All my life I have enjoyed Lake Erie’s gifts. I have swum in her waters, boated on her waves, walked her beaches, lived on her shore, and sat on her bluffs dreaming of success and happiness.
It has always been a wish of mine to see Lake Erie’s shoreline become something special so people might enjoy the same magic that I have experienced. Knowing my relationship with the lake may help you understand how I felt one week in November: It represented my best hopes and worst fears for our greatest asset.
On Tuesday I attended a sustainability conference at Baldwin-Wallace College to hear former Chicago Mayor Richard Daley speak about the programs he helped initiate in making Chicago green. The city’s environmental accomplishments were impressive: 13,000 rooftop gardens built, 100,000 trees planted, hundreds of systems installed on public buildings that captured rain water and returned it to Lake Michigan.
But not until Daley started to discuss Chicago’s crown jewel — its lakefront — did the temperature in the room rise. This was obviously Daley’s great passion and the subject of the most interest to his audience.
While I had heard Daley speak before, I hadn’t heard him discuss what it took to raise the large sums of money to build one of the world’s most magnificent lakefronts. His response was the same answer that drives the world: self-interest.
Chicago’s lakefront was a win-win for everyone involved: residents, visitors, developers, corporations, employees, environmentalists, retailers, and city, county and state governments.
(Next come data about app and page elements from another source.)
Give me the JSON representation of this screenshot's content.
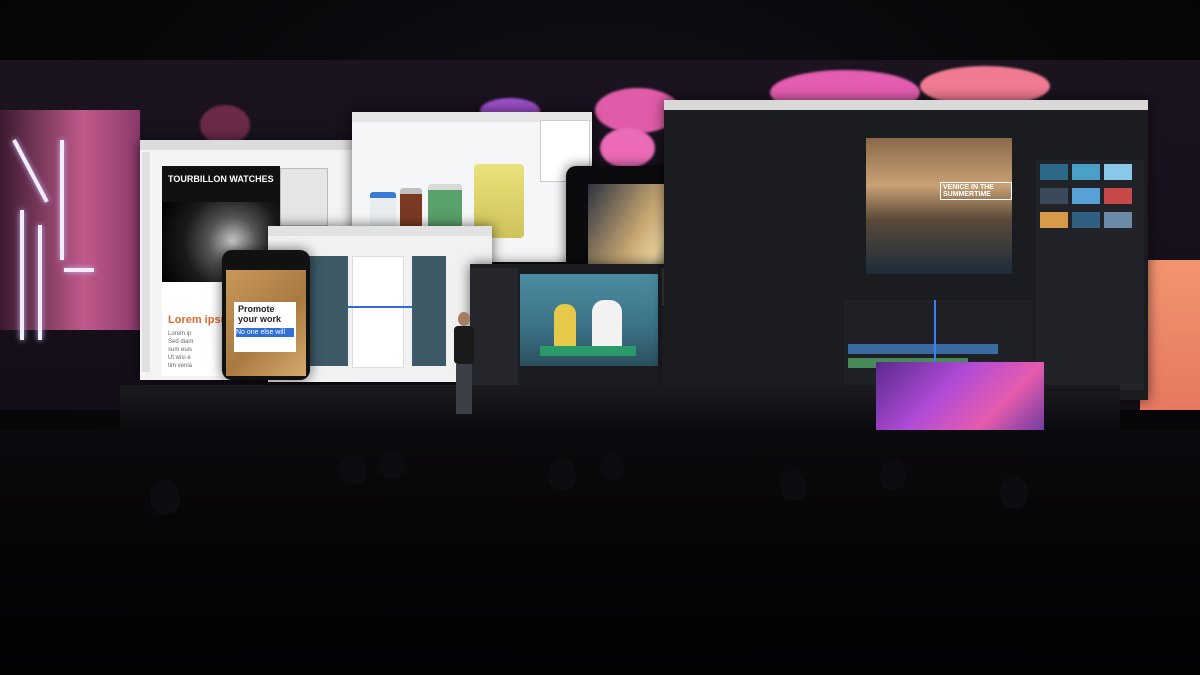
{
  "scene": {
    "description_label": "",
    "colors": {
      "pink_accent": "#e75aa8",
      "magenta": "#d14ea0",
      "purple": "#6a4cc8",
      "stage_dark": "#050507"
    }
  },
  "brochure": {
    "headline": "TOURBILLON WATCHES",
    "lorem_heading": "Lorem ipsu",
    "body_lines": [
      "Lorem ip",
      "Sed diam",
      "sum euis",
      "Ut wisi e",
      "tim venia"
    ]
  },
  "phone_card": {
    "line1": "Promote",
    "line2": "your work",
    "highlight": "No one else will"
  },
  "video_overlay": {
    "title_line1": "VENICE IN THE",
    "title_line2": "SUMMERTIME"
  },
  "icons": {
    "neon_logo": "y-shape-neon",
    "playhead": "playhead-icon"
  }
}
That’s a whole lot of winners.
The secret of Chicago’s lakefront plan is deceptively simple. If Daley said it once, he said it 15 times: The lakefront is for the people.
In fact, Chicago has a law in place that forbids commercial development on the shore of Lake Michigan. The land can be used for beaches and bicycle trails, nature preserves and band shells, but not for commercial development. Not to worry, all the groups were taken care of in its own way, but Daley went to great lengths to explain why it was important to create a world-class park and recreation area on the water: The lakefront was the magnet to attract the millions of people Chicago wants downtown to live, work, shop, dine — all the things people who want to experience the magic of ocean coasts and lake shores like to do.
In its wisdom, Chicago has created the ultimate economic development food chain: (A) attract residents and visitors with a world-class people park; (B) build developments where these people can live, work, shop and play; (C) share millions of additional tax dollars between city, county and state governments.
Now compare this strategy to Cleveland’s. You already know what our lakefront looks like today. So let’s return to that week of contrast in November when Mayor Jackson announced his new plan for the lakefront in Sunday’s Plain Dealer
. The mayor wants to develop 90 acres of lakefront land owned by the city of Cleveland, and it won’t cost taxpayers a dime. The reason: Developers are going to pay the tab.
Don’t look now, but the mayor just put a for-sale sign on Cleveland’s most valuable asset. How’s that for a vision of a great city on a great lakefront?
The irony of what we have done with our lakefront so far is that the city and county would gain 10 times more — maybe 100 times more — in economic benefits using a simple long-range plan everyone agreed upon.
For example, what if we agreed to something like this:
⊲ From now on all lakefront property south of the water for a distance of one mile (or whatever distance makes sense) will be used solely for beaches, parks, nature preserves, marinas, hiking and biking trails. We will build a world-class people park for the enjoyment of residents and visitors.
⊲ Move the airport. It is the elephant in the room that prevents building anything world-class, unless it’s a circus.
⊲ Build a tree-lined boulevard, not a major highway that separates the people park from a bluffs enterprise zone.
⊲ Create a commercial development corporation — a public/private partnership — that will raise money to build the world-class park and also provide substantial financial incentives for developers to build distinctive office towers and condo/apartment complexes.
⊲ Build the most advanced, all-weather people-mover system in the world to connect downtown to the lakefront to University Circle. Why not become the most connected city in the world?
Where will we be in 10 years if we adopt a plan like this in 2012? The answer to that question is easy: A heck of a lot further than where we will be going the way we’re going.
If there is one thing the citizens of Cuyahoga County have learned, it is that it is never too late to bring about change. And maybe the second thing we have learned is that if we want to get something done, we are going to have to do it ourselves.
Now is the time to undertake what could be the greatest gift we could give our children and grandchildren: the gift of a great city on a great lake … on a great lakefront.